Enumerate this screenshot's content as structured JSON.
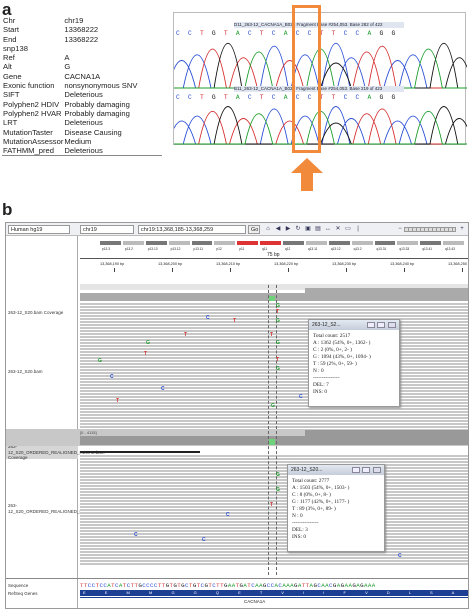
{
  "panels": {
    "a": "a",
    "b": "b"
  },
  "annotation": [
    {
      "key": "Chr",
      "value": "chr19"
    },
    {
      "key": "Start",
      "value": "13368222"
    },
    {
      "key": "End",
      "value": "13368222"
    },
    {
      "key": "snp138",
      "value": ""
    },
    {
      "key": "Ref",
      "value": "A"
    },
    {
      "key": "Alt",
      "value": "G"
    },
    {
      "key": "Gene",
      "value": "CACNA1A"
    },
    {
      "key": "Exonic function",
      "value": "nonsynonymous SNV"
    },
    {
      "key": "SIFT",
      "value": "Deleterious"
    },
    {
      "key": "Polyphen2 HDIV",
      "value": "Probably damaging"
    },
    {
      "key": "Polyphen2 HVAR",
      "value": "Probably damaging"
    },
    {
      "key": "LRT",
      "value": "Deleterious"
    },
    {
      "key": "MutationTaster",
      "value": "Disease Causing"
    },
    {
      "key": "MutationAssessor",
      "value": "Medium"
    },
    {
      "key": "FATHMM_pred",
      "value": "Deleterious"
    }
  ],
  "chromatogram": {
    "track1_title": "D11_263-12_CACNA1A_B029 Fragment Base #254,053. Base 282 of 422",
    "track2_title": "B11_263-12_CACNA1A_B029 Fragment Base #254,053. Base 219 of 423",
    "bases1": "C C T G T A C T C A C C T T C C A G G",
    "bases2": "C C T G T A C T C A C C T T C C A G G",
    "colors": {
      "A": "#1a9c2a",
      "C": "#2a4fd6",
      "G": "#111111",
      "T": "#d63030"
    }
  },
  "accent": "#f28a3c",
  "igv": {
    "genome": "Human hg19",
    "chromosome": "chr19",
    "locus": "chr19:13,368,185-13,368,259",
    "go": "Go",
    "bands": [
      "p13.3",
      "p13.2",
      "p13.13",
      "p13.12",
      "p13.11",
      "p12",
      "p11",
      "q11",
      "q12",
      "q13.11",
      "q13.12",
      "q13.2",
      "q13.31",
      "q13.33",
      "q13.41",
      "q13.43"
    ],
    "span": "75 bp",
    "ticks": [
      "13,368,190 bp",
      "13,368,200 bp",
      "13,368,210 bp",
      "13,368,220 bp",
      "13,368,230 bp",
      "13,368,240 bp",
      "13,368,250 bp"
    ],
    "tracks": {
      "cov1": "263-12_S20.bam Coverage",
      "bam1": "263-12_S20.bam",
      "cov2": "263-12_S20_ORDERED_REALIGNED_RECAL.bam Coverage",
      "bam2": "263-12_S20_ORDERED_REALIGNED_RECAL.bam",
      "seq": "Sequence",
      "genes": "RefSeq Genes"
    },
    "range_label": "[0 - 4115]",
    "popup1": {
      "title": "263-12_S2...",
      "lines": [
        "Total count: 2517",
        "A : 1362 (54%, 0+, 1362- )",
        "C : 2 (0%, 0+, 2- )",
        "G : 1094 (43%, 0+, 1094- )",
        "T : 59 (2%, 0+, 59- )",
        "N : 0",
        "---------------",
        "DEL: 7",
        "INS: 0"
      ]
    },
    "popup2": {
      "title": "263-12_S20...",
      "lines": [
        "Total count: 2777",
        "A : 1503 (54%, 0+, 1503- )",
        "C : 8 (0%, 0+, 8- )",
        "G : 1177 (42%, 0+, 1177- )",
        "T : 89 (3%, 0+, 89- )",
        "N : 0",
        "---------------",
        "DEL: 3",
        "INS: 0"
      ]
    },
    "sequence": "TTCCTCCATCATCTTGCCCCTTGTGTGCTGTCGTCTTGAATGATCAAGCCACAAAGATTAGCAACGAGAAGAGAAA",
    "amino": "E E M M G G Q E T V I I F V D L S A V V L S S",
    "gene": "CACNA1A"
  }
}
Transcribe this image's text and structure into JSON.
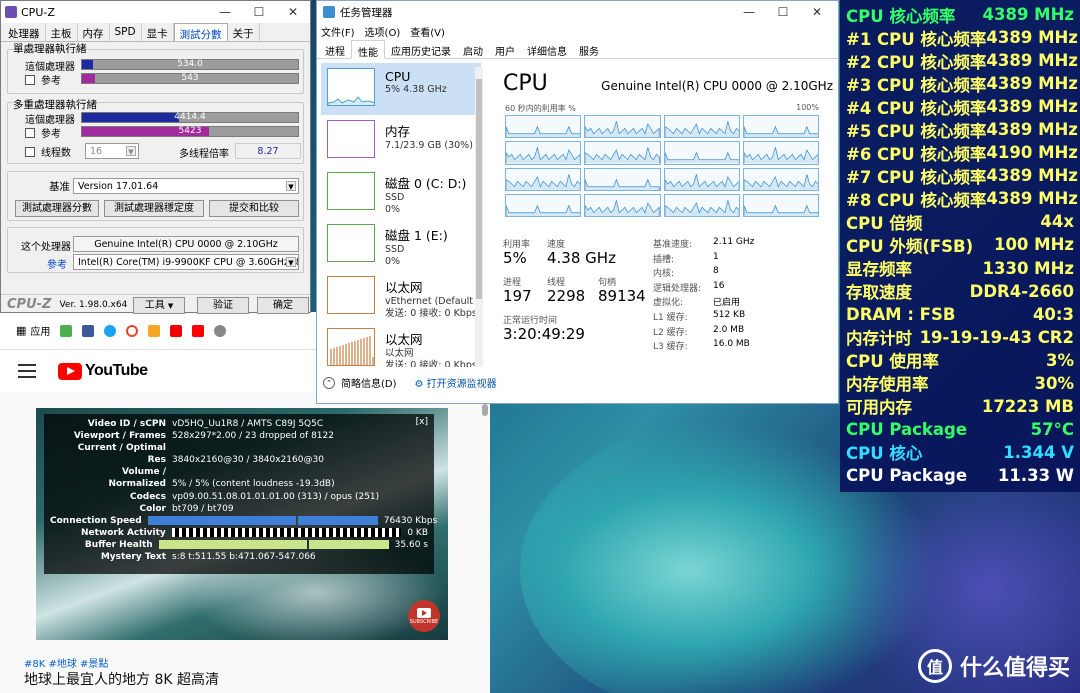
{
  "colors": {
    "osd_bg": "#08145a",
    "osd_yellow": "#ffff66",
    "osd_green": "#33ff66",
    "osd_cyan": "#33ddff",
    "osd_white": "#ffffff",
    "bench_this": "#1e2a9e",
    "bench_ref": "#a02a9e"
  },
  "cpuz": {
    "title": "CPU-Z",
    "tabs": [
      "处理器",
      "主板",
      "内存",
      "SPD",
      "显卡",
      "測試分數",
      "关于"
    ],
    "active_tab": 5,
    "single_group": "單處理器執行緒",
    "multi_group": "多重處理器執行緒",
    "this_cpu": "這個處理器",
    "reference": "參考",
    "threads_label": "线程数",
    "threads_value": "16",
    "multi_ratio_label": "多线程倍率",
    "multi_ratio": "8.27",
    "single_this": "534.0",
    "single_ref": "543",
    "multi_this": "4414.4",
    "multi_ref": "5423",
    "single_this_frac": 0.05,
    "single_ref_frac": 0.06,
    "multi_this_frac": 0.45,
    "multi_ref_frac": 0.59,
    "benchmark_label": "基准",
    "benchmark_version": "Version 17.01.64",
    "btn_bench": "測試處理器分數",
    "btn_stress": "測試處理器穩定度",
    "btn_submit": "提交和比较",
    "this_processor_label": "这个处理器",
    "this_processor": "Genuine Intel(R) CPU 0000 @ 2.10GHz",
    "ref_label": "參考",
    "ref_processor": "Intel(R) Core(TM) i9-9900KF CPU @ 3.60GHz (8C/16T)",
    "logo": "CPU-Z",
    "version": "Ver. 1.98.0.x64",
    "btn_tools": "工具",
    "btn_validate": "验证",
    "btn_ok": "确定"
  },
  "taskmgr": {
    "title": "任务管理器",
    "menu": [
      "文件(F)",
      "选项(O)",
      "查看(V)"
    ],
    "tabs": [
      "进程",
      "性能",
      "应用历史记录",
      "启动",
      "用户",
      "详细信息",
      "服务"
    ],
    "active_tab": 1,
    "side": [
      {
        "name": "CPU",
        "sub1": "5% 4.38 GHz",
        "sub2": "",
        "sub3": ""
      },
      {
        "name": "内存",
        "sub1": "7.1/23.9 GB (30%)",
        "sub2": "",
        "sub3": ""
      },
      {
        "name": "磁盘 0 (C: D:)",
        "sub1": "SSD",
        "sub2": "0%",
        "sub3": ""
      },
      {
        "name": "磁盘 1 (E:)",
        "sub1": "SSD",
        "sub2": "0%",
        "sub3": ""
      },
      {
        "name": "以太网",
        "sub1": "vEthernet (Default",
        "sub2": "发送: 0 接收: 0 Kbps",
        "sub3": ""
      },
      {
        "name": "以太网",
        "sub1": "以太网",
        "sub2": "发送: 0 接收: 0 Kbps",
        "sub3": ""
      }
    ],
    "cpu_title": "CPU",
    "cpu_model": "Genuine Intel(R) CPU 0000 @ 2.10GHz",
    "graph_label": "60 秒内的利用率 %",
    "graph_max": "100%",
    "util_label": "利用率",
    "util": "5%",
    "speed_label": "速度",
    "speed": "4.38 GHz",
    "proc_label": "进程",
    "procs": "197",
    "threads_label": "线程",
    "threads": "2298",
    "handles_label": "句柄",
    "handles": "89134",
    "uptime_label": "正常运行时间",
    "uptime": "3:20:49:29",
    "specs": [
      {
        "k": "基准速度:",
        "v": "2.11 GHz"
      },
      {
        "k": "插槽:",
        "v": "1"
      },
      {
        "k": "内核:",
        "v": "8"
      },
      {
        "k": "逻辑处理器:",
        "v": "16"
      },
      {
        "k": "虚拟化:",
        "v": "已启用"
      },
      {
        "k": "L1 缓存:",
        "v": "512 KB"
      },
      {
        "k": "L2 缓存:",
        "v": "2.0 MB"
      },
      {
        "k": "L3 缓存:",
        "v": "16.0 MB"
      }
    ],
    "brief": "简略信息(D)",
    "resmon": "打开资源监视器"
  },
  "browser": {
    "apps_label": "应用",
    "yt_word": "YouTube",
    "tags": "#8K #地球 #景點",
    "video_title": "地球上最宜人的地方 8K 超高清",
    "subscribe": "SUBSCRIBE",
    "stats_close": "[x]",
    "stats": [
      {
        "k": "Video ID / sCPN",
        "v": "vD5HQ_Uu1R8 / AMTS C89J 5Q5C"
      },
      {
        "k": "Viewport / Frames",
        "v": "528x297*2.00 / 23 dropped of 8122"
      },
      {
        "k": "Current / Optimal",
        "v": ""
      },
      {
        "k": "Res",
        "v": "3840x2160@30 / 3840x2160@30"
      },
      {
        "k": "Volume /",
        "v": ""
      },
      {
        "k": "Normalized",
        "v": "5% / 5% (content loudness -19.3dB)"
      },
      {
        "k": "Codecs",
        "v": "vp09.00.51.08.01.01.01.00 (313) / opus (251)"
      },
      {
        "k": "Color",
        "v": "bt709 / bt709"
      }
    ],
    "conn_label": "Connection Speed",
    "conn_value": "76430 Kbps",
    "net_label": "Network Activity",
    "net_value": "0 KB",
    "buf_label": "Buffer Health",
    "buf_value": "35.60 s",
    "mystery_label": "Mystery Text",
    "mystery_value": "s:8 t:511.55 b:471.067-547.066"
  },
  "osd": [
    {
      "label": "CPU 核心频率",
      "value": "4389 MHz",
      "color": "#33ff66"
    },
    {
      "label": "#1 CPU 核心频率",
      "value": "4389 MHz",
      "color": "#ffff66"
    },
    {
      "label": "#2 CPU 核心频率",
      "value": "4389 MHz",
      "color": "#ffff66"
    },
    {
      "label": "#3 CPU 核心频率",
      "value": "4389 MHz",
      "color": "#ffff66"
    },
    {
      "label": "#4 CPU 核心频率",
      "value": "4389 MHz",
      "color": "#ffff66"
    },
    {
      "label": "#5 CPU 核心频率",
      "value": "4389 MHz",
      "color": "#ffff66"
    },
    {
      "label": "#6 CPU 核心频率",
      "value": "4190 MHz",
      "color": "#ffff66"
    },
    {
      "label": "#7 CPU 核心频率",
      "value": "4389 MHz",
      "color": "#ffff66"
    },
    {
      "label": "#8 CPU 核心频率",
      "value": "4389 MHz",
      "color": "#ffff66"
    },
    {
      "label": "CPU 倍频",
      "value": "44x",
      "color": "#ffff66"
    },
    {
      "label": "CPU 外频(FSB)",
      "value": "100 MHz",
      "color": "#ffff66"
    },
    {
      "label": "显存频率",
      "value": "1330 MHz",
      "color": "#ffff66"
    },
    {
      "label": "存取速度",
      "value": "DDR4-2660",
      "color": "#ffff66"
    },
    {
      "label": "DRAM : FSB",
      "value": "40:3",
      "color": "#ffff66"
    },
    {
      "label": "内存计时",
      "value": "19-19-19-43 CR2",
      "color": "#ffff66"
    },
    {
      "label": "CPU 使用率",
      "value": "3%",
      "color": "#ffff66"
    },
    {
      "label": "内存使用率",
      "value": "30%",
      "color": "#ffff66"
    },
    {
      "label": "可用内存",
      "value": "17223 MB",
      "color": "#ffff66"
    },
    {
      "label": "CPU Package",
      "value": "57°C",
      "color": "#33ff66"
    },
    {
      "label": "CPU 核心",
      "value": "1.344 V",
      "color": "#33ddff"
    },
    {
      "label": "CPU Package",
      "value": "11.33 W",
      "color": "#ffffff"
    }
  ],
  "watermark": {
    "logo": "值",
    "text": "什么值得买"
  }
}
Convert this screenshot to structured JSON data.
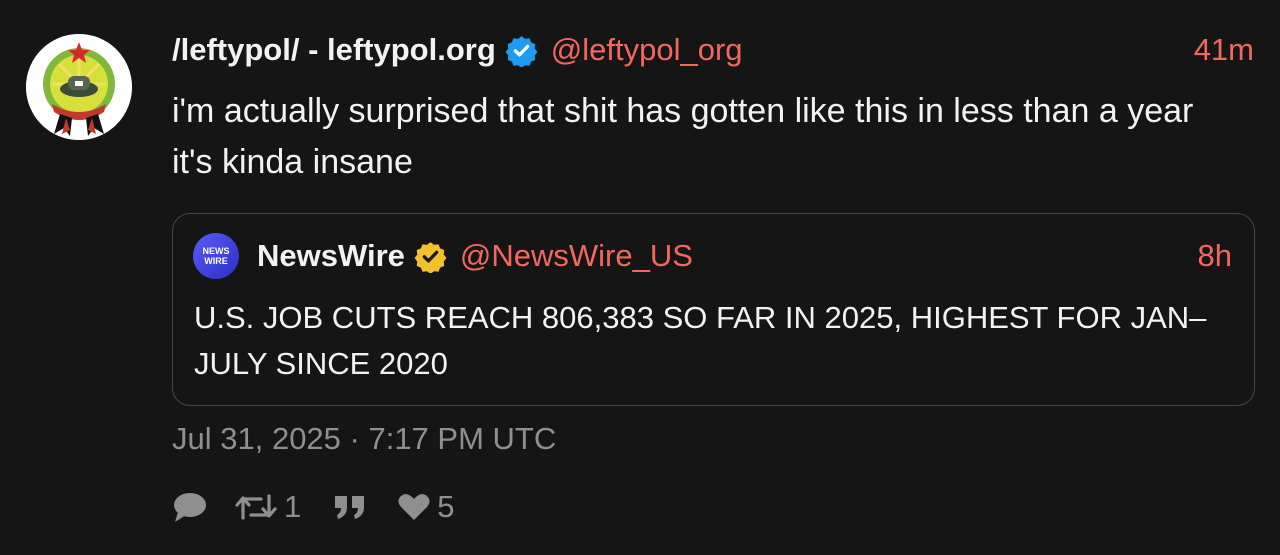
{
  "post": {
    "display_name": "/leftypol/ - leftypol.org",
    "handle": "@leftypol_org",
    "time": "41m",
    "text": "i'm actually surprised that shit has gotten like this in less than a year it's kinda insane",
    "timestamp": "Jul 31, 2025 · 7:17 PM UTC",
    "avatar_icon": "emblem-avatar-icon",
    "verified_icon": "blue-verified-badge-icon"
  },
  "quote": {
    "display_name": "NewsWire",
    "handle": "@NewsWire_US",
    "time": "8h",
    "text": "U.S. JOB CUTS REACH 806,383 SO FAR IN 2025, HIGHEST FOR JAN–JULY SINCE 2020",
    "avatar_line1": "NEWS",
    "avatar_line2": "WIRE",
    "verified_icon": "gold-verified-badge-icon"
  },
  "actions": {
    "reply_icon": "speech-bubble-icon",
    "repost_icon": "repost-arrows-icon",
    "repost_count": "1",
    "quote_icon": "quotation-marks-icon",
    "like_icon": "heart-icon",
    "like_count": "5"
  },
  "colors": {
    "background": "#151515",
    "text": "#f2f2f2",
    "accent_handle": "#f3685e",
    "muted": "#8f8f8f",
    "verified_blue": "#1d9bf0",
    "verified_gold": "#f4c12e",
    "quote_border": "#464646"
  }
}
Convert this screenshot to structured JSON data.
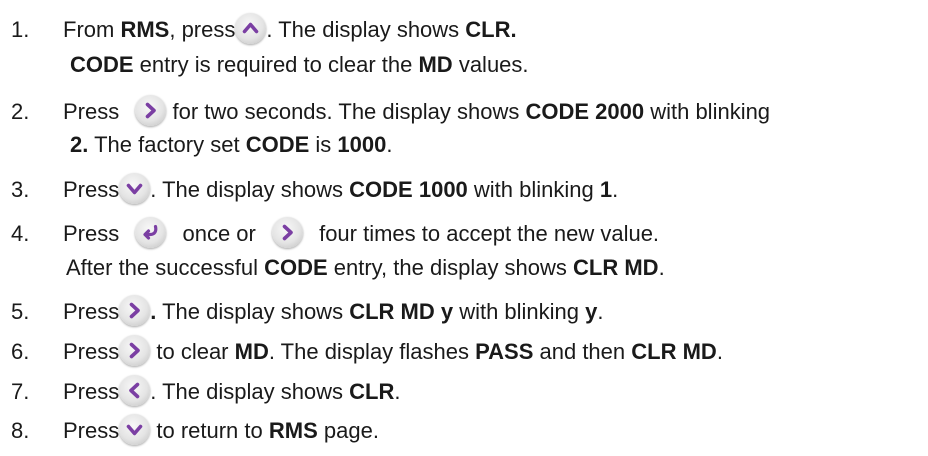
{
  "icons": {
    "up": "chevron-up-icon",
    "right": "chevron-right-icon",
    "down": "chevron-down-icon",
    "left": "chevron-left-icon",
    "enter": "enter-return-icon",
    "accent": "#7b3fa3"
  },
  "steps": [
    {
      "num": "1.",
      "a": "From ",
      "b": "RMS",
      "c": ", press",
      "d": ". The display shows ",
      "e": "CLR.",
      "cont": {
        "a": "CODE",
        "b": " entry is required to clear the ",
        "c": "MD",
        "d": " values."
      }
    },
    {
      "num": "2.",
      "a": "Press ",
      "b": " for two seconds. The display shows ",
      "c": "CODE 2000",
      "d": " with blinking",
      "cont": {
        "a": "2.",
        "b": " The factory set ",
        "c": "CODE",
        "d": " is ",
        "e": "1000",
        "f": "."
      }
    },
    {
      "num": "3.",
      "a": "Press",
      "b": ". The display shows ",
      "c": "CODE 1000",
      "d": " with blinking ",
      "e": "1",
      "f": "."
    },
    {
      "num": "4.",
      "a": "Press ",
      "b": " once or ",
      "c": " four times to accept the new value.",
      "cont": {
        "a": "After the successful ",
        "b": "CODE",
        "c": " entry, the display shows ",
        "d": "CLR MD",
        "e": "."
      }
    },
    {
      "num": "5.",
      "a": "Press",
      "b": ".",
      "c": " The display shows ",
      "d": "CLR MD y",
      "e": " with blinking ",
      "f": "y",
      "g": "."
    },
    {
      "num": "6.",
      "a": "Press",
      "b": " to clear ",
      "c": "MD",
      "d": ". The display flashes ",
      "e": "PASS",
      "f": " and then ",
      "g": "CLR MD",
      "h": "."
    },
    {
      "num": "7.",
      "a": "Press",
      "b": ". The display shows ",
      "c": "CLR",
      "d": "."
    },
    {
      "num": "8.",
      "a": "Press",
      "b": " to return to ",
      "c": "RMS",
      "d": " page."
    }
  ]
}
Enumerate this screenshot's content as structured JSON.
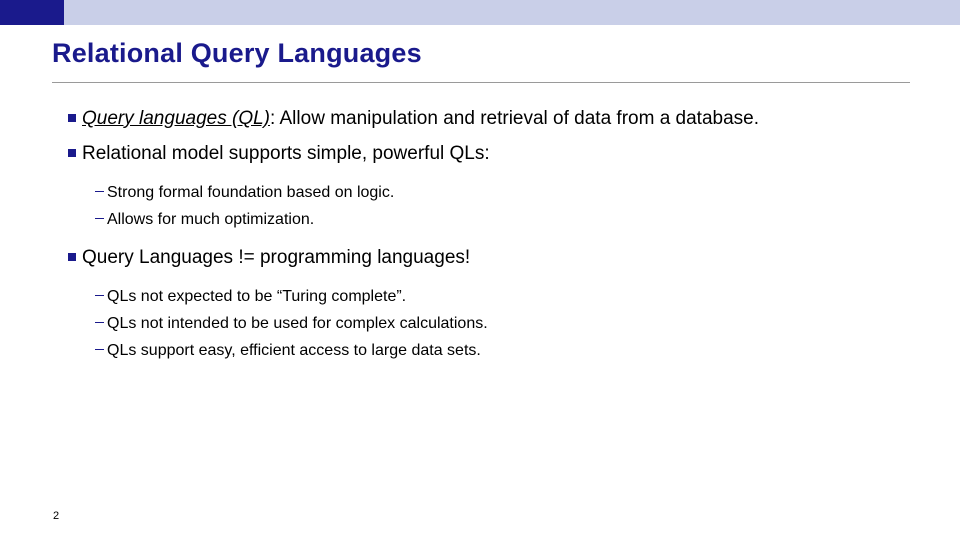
{
  "slide": {
    "title": "Relational Query Languages",
    "page_number": "2",
    "accent_color": "#1a1a8c",
    "band_color": "#c9cfe8",
    "bullets": [
      {
        "level": 1,
        "marker": "square-bullet",
        "lead": "Query languages (QL)",
        "rest": ":  Allow manipulation and retrieval of data from a database."
      },
      {
        "level": 1,
        "marker": "square-bullet",
        "text": "Relational model supports simple, powerful QLs:"
      },
      {
        "level": 2,
        "marker": "dash-bullet",
        "text": "Strong formal foundation based on logic."
      },
      {
        "level": 2,
        "marker": "dash-bullet",
        "text": "Allows for much optimization."
      },
      {
        "level": 1,
        "marker": "square-bullet",
        "text": "Query Languages != programming languages!"
      },
      {
        "level": 2,
        "marker": "dash-bullet",
        "text": "QLs not expected to be “Turing complete”."
      },
      {
        "level": 2,
        "marker": "dash-bullet",
        "text": "QLs not intended to be used for complex calculations."
      },
      {
        "level": 2,
        "marker": "dash-bullet",
        "text": "QLs support easy, efficient access to large data sets."
      }
    ]
  }
}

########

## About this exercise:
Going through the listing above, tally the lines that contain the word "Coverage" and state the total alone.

## Output:
2